Whenever a line below includes the word "subtitle", copy that line.

>>>

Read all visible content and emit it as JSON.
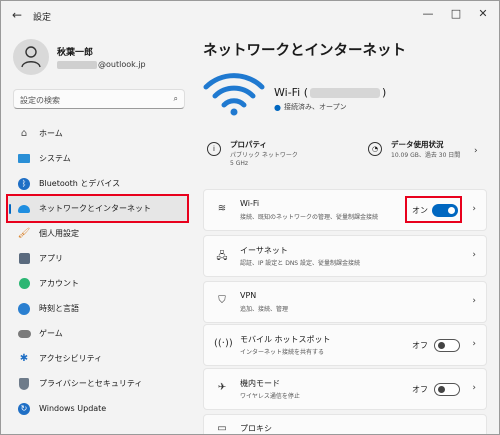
{
  "window": {
    "title": "設定",
    "back": "←",
    "minimize": "—",
    "maximize": "□",
    "close": "✕"
  },
  "user": {
    "name": "秋葉一郎",
    "email_suffix": "@outlook.jp"
  },
  "search": {
    "placeholder": "設定の検索"
  },
  "nav": {
    "items": [
      {
        "label": "ホーム"
      },
      {
        "label": "システム"
      },
      {
        "label": "Bluetooth とデバイス"
      },
      {
        "label": "ネットワークとインターネット"
      },
      {
        "label": "個人用設定"
      },
      {
        "label": "アプリ"
      },
      {
        "label": "アカウント"
      },
      {
        "label": "時刻と言語"
      },
      {
        "label": "ゲーム"
      },
      {
        "label": "アクセシビリティ"
      },
      {
        "label": "プライバシーとセキュリティ"
      },
      {
        "label": "Windows Update"
      }
    ]
  },
  "main": {
    "title": "ネットワークとインターネット",
    "wifi": {
      "name_prefix": "Wi-Fi (",
      "name_suffix": ")",
      "status": "接続済み、オープン"
    },
    "properties": {
      "title": "プロパティ",
      "line1": "パブリック ネットワーク",
      "line2": "5 GHz"
    },
    "data_usage": {
      "title": "データ使用状況",
      "detail": "10.09 GB、過去 30 日間"
    },
    "cards": [
      {
        "title": "Wi-Fi",
        "subtitle": "接続、既知のネットワークの管理、従量制課金接続",
        "toggle_label": "オン"
      },
      {
        "title": "イーサネット",
        "subtitle": "認証、IP 設定と DNS 設定、従量制課金接続"
      },
      {
        "title": "VPN",
        "subtitle": "追加、接続、管理"
      },
      {
        "title": "モバイル ホットスポット",
        "subtitle": "インターネット接続を共有する",
        "toggle_label": "オフ"
      },
      {
        "title": "機内モード",
        "subtitle": "ワイヤレス通信を停止",
        "toggle_label": "オフ"
      },
      {
        "title": "プロキシ"
      }
    ]
  },
  "colors": {
    "accent": "#0067c0",
    "highlight": "#e8001c"
  }
}
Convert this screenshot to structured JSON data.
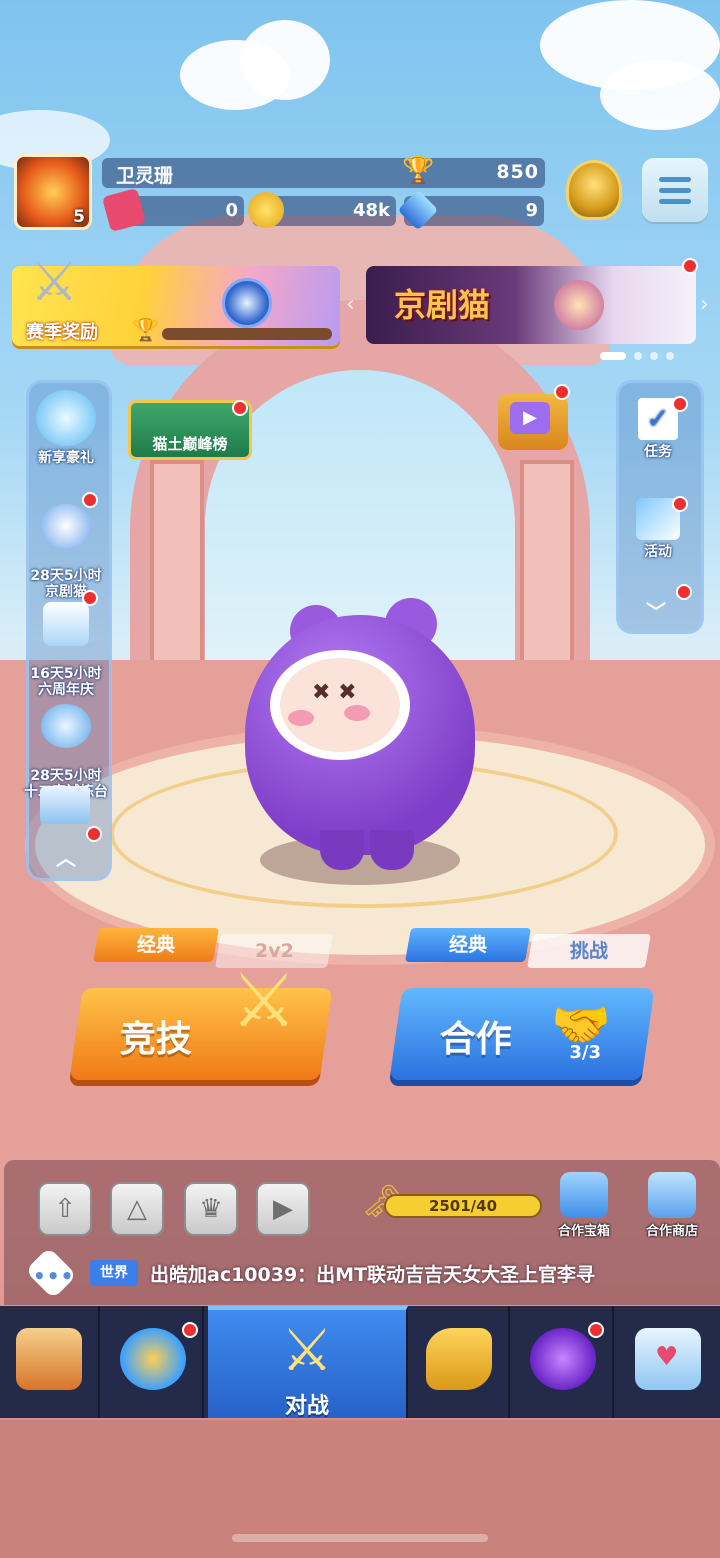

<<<

Output of the task:
        "subtitle": "接続、既知のネットワークの管理、従量制課金接続",
        "subtitle": "認証、IP 設定と DNS 設定、従量制課金接続"
        "subtitle": "追加、接続、管理"
        "subtitle": "インターネット接続を共有する",
        "subtitle": "ワイヤレス通信を停止",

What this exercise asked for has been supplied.